Thomson noted that this includes 3 layers––tech, data, and application––adding that the data layer continues to evolve. To drive that evolution, Zeiss has partnered with Microsoft to build out its digital platform.
“Microsoft tells us this is one of the most sophisticated medical data platforms ever developed,” Thomson pointed out. The platform addresses compliance, interconnectivity, data management capabilities, and security.
“You have to think about data security at the transfer point,” Thomson said. He added that security features ensure the safety of all Zeiss technology.
Working with Microsoft, the company has developed a connectivity module that can ensure security when medical data are transferred to the cloud. “This is a sophisticated cloud environment specifically designed for the ophthalmology industry,” Thomson added.
The third layer, an application layer, serves as a user interface. This is where ophthalmologists can gain efficiency. “These applications are designed to make a streamlined workflow for each procedure that our customers manage and they are designed to manage efficiency,” Thomson said.
For some, it may seem strange that a medical device company is producing a patient app. However, for many procedures, [adherence] is key and by educating patients, ophthalmologists can achieve better outcomes.
“It is not a Zeiss-labeled app,” Thomson explained. “It is an app that we give to our customers and they can populate it with their educational information. It is not a money-making effort for us, but it is very important.”
The flow of data remains critical for ophthalmologists, and it can flow freely between equipment in the operating room. For example, the phacoemulsification device can be connected to the operating microscope and the surgeon can receive data in real time.
“The surgical procedure is captured on video and it is stored on the cloud,” Thomson said. “The surgeon can later review the procedure. The procedure can be reviewed in segments using artificial intelligence and [the surgeon can] look at multiple procedures side by side to determine where efficiencies can be gained. Surgeons also can share the video with mentors.”
Moreover, the technology also can be utilized to create standardization in clinicals of all sizes. “This application layer is not designed to make us into a data company or even a software company,” Thomson pointed out. “It is to create a fully integrated solution environment.”
The application layer was started with cataracts and the company currently is in the process of developing similar digitally integrated workflow solutions for other surgical and nonsurgical procedures. The developments have been welcome news to ophthalmologists, according to Steven Schallhorn, MD, chief medical officer for Zeiss, who is in private practice in San Diego, California. He noted that the company’s mantra is to advance the science, and design to help ophthalmologists be productive and provide good outcomes for patients.
“In today’s environment, ophthalmologist [strive] to achieve productivity, efficiency, and cost management while providing the best outcomes possible for patients,” he said. Moreover, Schallhorn noted, the company’s workflow solutions will work with any technology, meaning nobody is shut out.
“It is not a case where you have to have Zeiss equipment or you are out,” he said.
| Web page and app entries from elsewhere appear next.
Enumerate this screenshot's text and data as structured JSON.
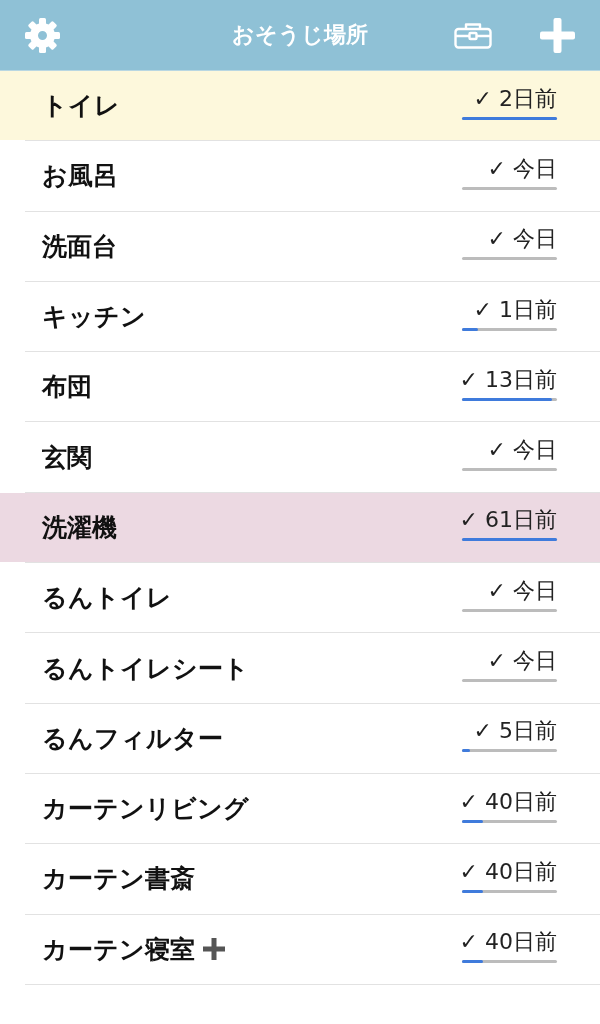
{
  "header": {
    "title": "おそうじ場所"
  },
  "places": [
    {
      "name": "トイレ",
      "color": "#fdf8dc",
      "elapsed": "✓ 2日前",
      "level": 1.0,
      "plus_mark": false
    },
    {
      "name": "お風呂",
      "color": "#ffffff",
      "elapsed": "✓ 今日",
      "level": 0,
      "plus_mark": false
    },
    {
      "name": "洗面台",
      "color": "#ffffff",
      "elapsed": "✓ 今日",
      "level": 0,
      "plus_mark": false
    },
    {
      "name": "キッチン",
      "color": "#ffffff",
      "elapsed": "✓ 1日前",
      "level": 0.17,
      "plus_mark": false
    },
    {
      "name": "布団",
      "color": "#ffffff",
      "elapsed": "✓ 13日前",
      "level": 0.95,
      "plus_mark": false
    },
    {
      "name": "玄関",
      "color": "#ffffff",
      "elapsed": "✓ 今日",
      "level": 0,
      "plus_mark": false
    },
    {
      "name": "洗濯機",
      "color": "#ecd9e2",
      "elapsed": "✓ 61日前",
      "level": 1.0,
      "plus_mark": false
    },
    {
      "name": "るんトイレ",
      "color": "#ffffff",
      "elapsed": "✓ 今日",
      "level": 0,
      "plus_mark": false
    },
    {
      "name": "るんトイレシート",
      "color": "#ffffff",
      "elapsed": "✓ 今日",
      "level": 0,
      "plus_mark": false
    },
    {
      "name": "るんフィルター",
      "color": "#ffffff",
      "elapsed": "✓ 5日前",
      "level": 0.08,
      "plus_mark": false
    },
    {
      "name": "カーテンリビング",
      "color": "#ffffff",
      "elapsed": "✓ 40日前",
      "level": 0.22,
      "plus_mark": false
    },
    {
      "name": "カーテン書斎",
      "color": "#ffffff",
      "elapsed": "✓ 40日前",
      "level": 0.22,
      "plus_mark": false
    },
    {
      "name": "カーテン寝室",
      "color": "#ffffff",
      "elapsed": "✓ 40日前",
      "level": 0.22,
      "plus_mark": true
    }
  ]
}
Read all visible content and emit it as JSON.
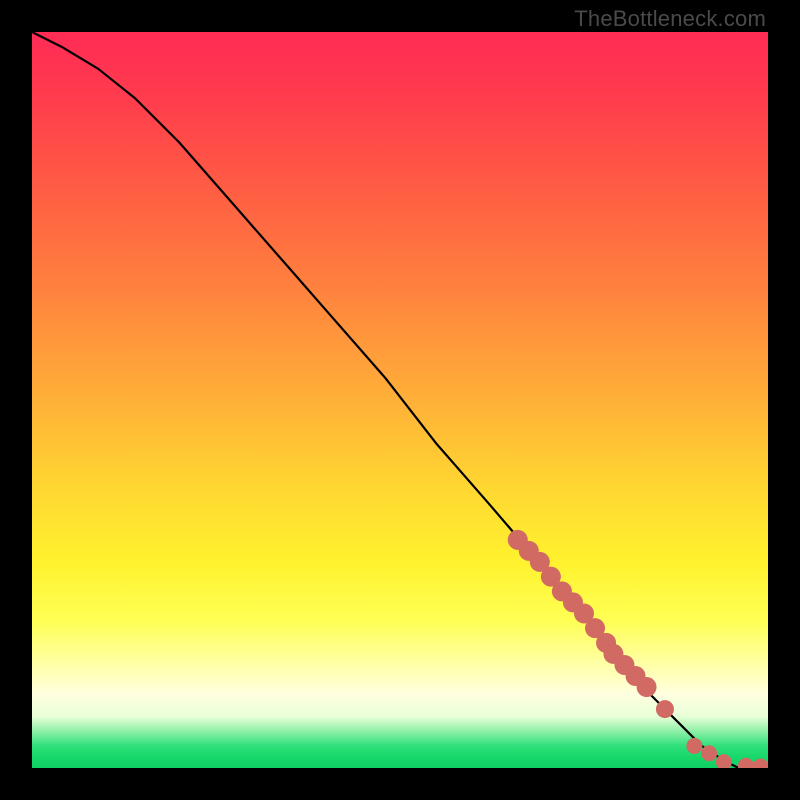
{
  "watermark": "TheBottleneck.com",
  "colors": {
    "curve": "#000000",
    "marker_fill": "#d16a63",
    "marker_stroke": "#b85850"
  },
  "chart_data": {
    "type": "line",
    "title": "",
    "xlabel": "",
    "ylabel": "",
    "xlim": [
      0,
      100
    ],
    "ylim": [
      0,
      100
    ],
    "grid": false,
    "legend": false,
    "curve": {
      "x": [
        0,
        4,
        9,
        14,
        20,
        27,
        34,
        41,
        48,
        55,
        62,
        68,
        74,
        80,
        84,
        88,
        91,
        94,
        96,
        98,
        100
      ],
      "y": [
        100,
        98,
        95,
        91,
        85,
        77,
        69,
        61,
        53,
        44,
        36,
        29,
        22,
        15,
        10,
        6,
        3,
        1,
        0,
        0,
        0
      ]
    },
    "markers": {
      "comment": "Highlighted dot cluster along lower-right tail of the curve",
      "x": [
        66,
        67.5,
        69,
        70.5,
        72,
        73.5,
        75,
        76.5,
        78,
        79,
        80.5,
        82,
        83.5,
        86,
        90,
        92,
        94,
        97,
        99
      ],
      "y": [
        31,
        29.5,
        28,
        26,
        24,
        22.5,
        21,
        19,
        17,
        15.5,
        14,
        12.5,
        11,
        8,
        3,
        2,
        0.8,
        0.3,
        0.2
      ],
      "r": [
        10,
        10,
        10,
        10,
        10,
        10,
        10,
        10,
        10,
        10,
        10,
        10,
        10,
        9,
        8,
        8,
        8,
        8,
        8
      ]
    }
  }
}
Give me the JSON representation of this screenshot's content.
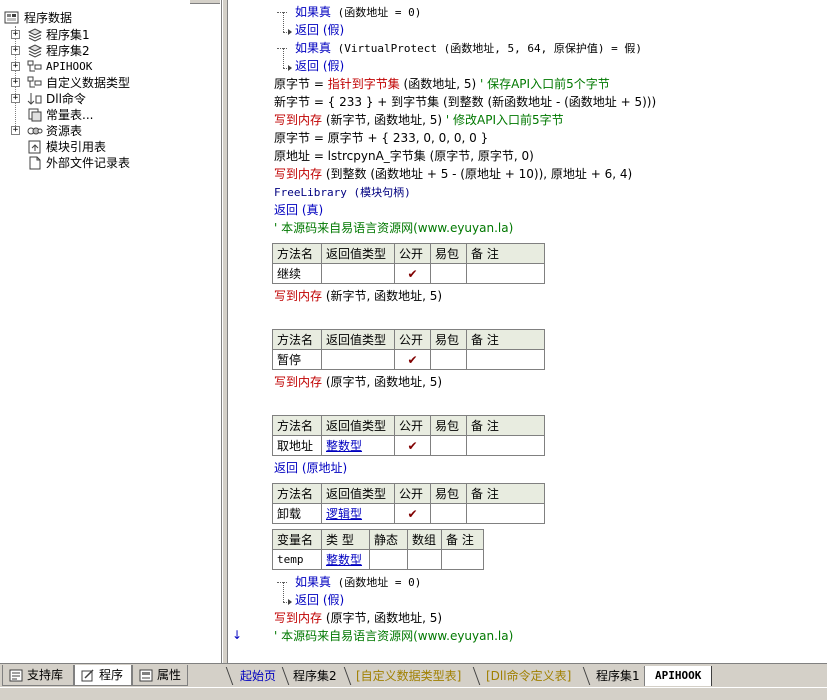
{
  "tree": {
    "root": "程序数据",
    "items": [
      {
        "label": "程序集1",
        "expandable": true
      },
      {
        "label": "程序集2",
        "expandable": true
      },
      {
        "label": "APIHOOK",
        "expandable": true
      },
      {
        "label": "自定义数据类型",
        "expandable": true
      },
      {
        "label": "Dll命令",
        "expandable": true
      },
      {
        "label": "常量表...",
        "expandable": false
      },
      {
        "label": "资源表",
        "expandable": true
      },
      {
        "label": "模块引用表",
        "expandable": false
      },
      {
        "label": "外部文件记录表",
        "expandable": false
      }
    ]
  },
  "code": {
    "lines": {
      "l1_kw": "如果真",
      "l1_rest": " (函数地址 = 0)",
      "l2": "返回 (假)",
      "l3_kw": "如果真",
      "l3_rest": " (VirtualProtect (函数地址, 5, 64, 原保护值) = 假)",
      "l4": "返回 (假)",
      "l5_a": "原字节 = ",
      "l5_b": "指针到字节集",
      "l5_c": " (函数地址, 5) ",
      "l5_cmt": "' 保存API入口前5个字节",
      "l6": "新字节 = { 233 } + 到字节集 (到整数 (新函数地址 - (函数地址 + 5)))",
      "l7_a": "写到内存",
      "l7_b": " (新字节, 函数地址, 5) ",
      "l7_cmt": "' 修改API入口前5字节",
      "l8": "原字节 = 原字节 + { 233, 0, 0, 0, 0 }",
      "l9": "原地址 = lstrcpynA_字节集 (原字节, 原字节, 0)",
      "l10_a": "写到内存",
      "l10_b": " (到整数 (函数地址 + 5 - (原地址 + 10)), 原地址 + 6, 4)",
      "l11": "FreeLibrary (模块句柄)",
      "l12": "返回 (真)",
      "l13": "' 本源码来自易语言资源网(www.eyuyan.la)",
      "l14_a": "写到内存",
      "l14_b": " (新字节, 函数地址, 5)",
      "l15_a": "写到内存",
      "l15_b": " (原字节, 函数地址, 5)",
      "l16": "返回 (原地址)",
      "l17_kw": "如果真",
      "l17_rest": " (函数地址 = 0)",
      "l18": "返回 (假)",
      "l19_a": "写到内存",
      "l19_b": " (原字节, 函数地址, 5)",
      "l20": "' 本源码来自易语言资源网(www.eyuyan.la)"
    },
    "method_header": {
      "name": "方法名",
      "ret": "返回值类型",
      "pub": "公开",
      "easy": "易包",
      "note": "备 注"
    },
    "var_header": {
      "name": "变量名",
      "type": "类 型",
      "static": "静态",
      "array": "数组",
      "note": "备 注"
    },
    "methods": [
      {
        "name": "继续",
        "ret": "",
        "pub": "✔"
      },
      {
        "name": "暂停",
        "ret": "",
        "pub": "✔"
      },
      {
        "name": "取地址",
        "ret": "整数型",
        "pub": "✔"
      },
      {
        "name": "卸载",
        "ret": "逻辑型",
        "pub": "✔"
      }
    ],
    "var": {
      "name": "temp",
      "type": "整数型"
    },
    "marker": "↓"
  },
  "left_tabs": [
    {
      "label": "支持库"
    },
    {
      "label": "程序"
    },
    {
      "label": "属性"
    }
  ],
  "code_tabs": [
    {
      "label": "起始页"
    },
    {
      "label": "程序集2"
    },
    {
      "label": "[自定义数据类型表]"
    },
    {
      "label": "[Dll命令定义表]"
    },
    {
      "label": "程序集1"
    },
    {
      "label": "APIHOOK"
    }
  ],
  "colors": {
    "keyword": "#0000c0",
    "command": "#c00000",
    "comment": "#007800",
    "table_header": "#e8ece0"
  }
}
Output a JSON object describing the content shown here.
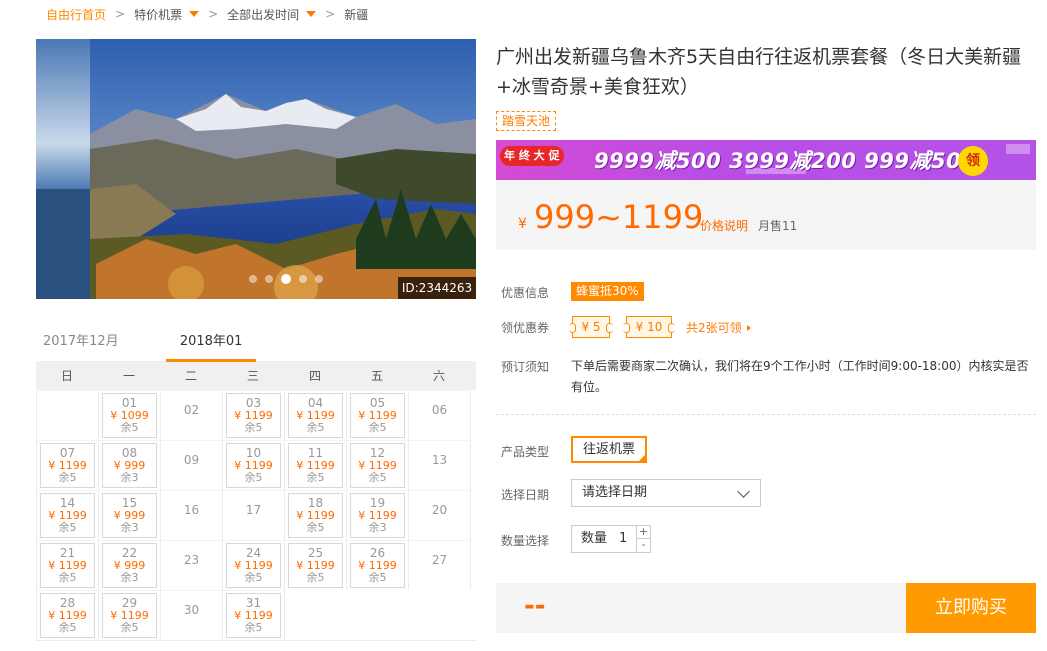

Schallhorn is impressed with the ability to have all the data available in the operating room. “It comes down to surgery and clinical decision-making, and it is important to have all of the information to be able to make quick decisions,” he said. “That really is the hard part. If you can do that concisely, quickly, and digitally, then [you] can make a decision very quickly.”
Having access to data also can help the ophthalmologist manage diseases such as diabetic retinopathy and glaucoma to know immediately whether a patient’s disease is progressing. “The goal of standardization is to ensure every ophthalmologist can get the best possible outcome in cataract procedures,” Schallhorn concluded. “The goal is for everyone to succeed.”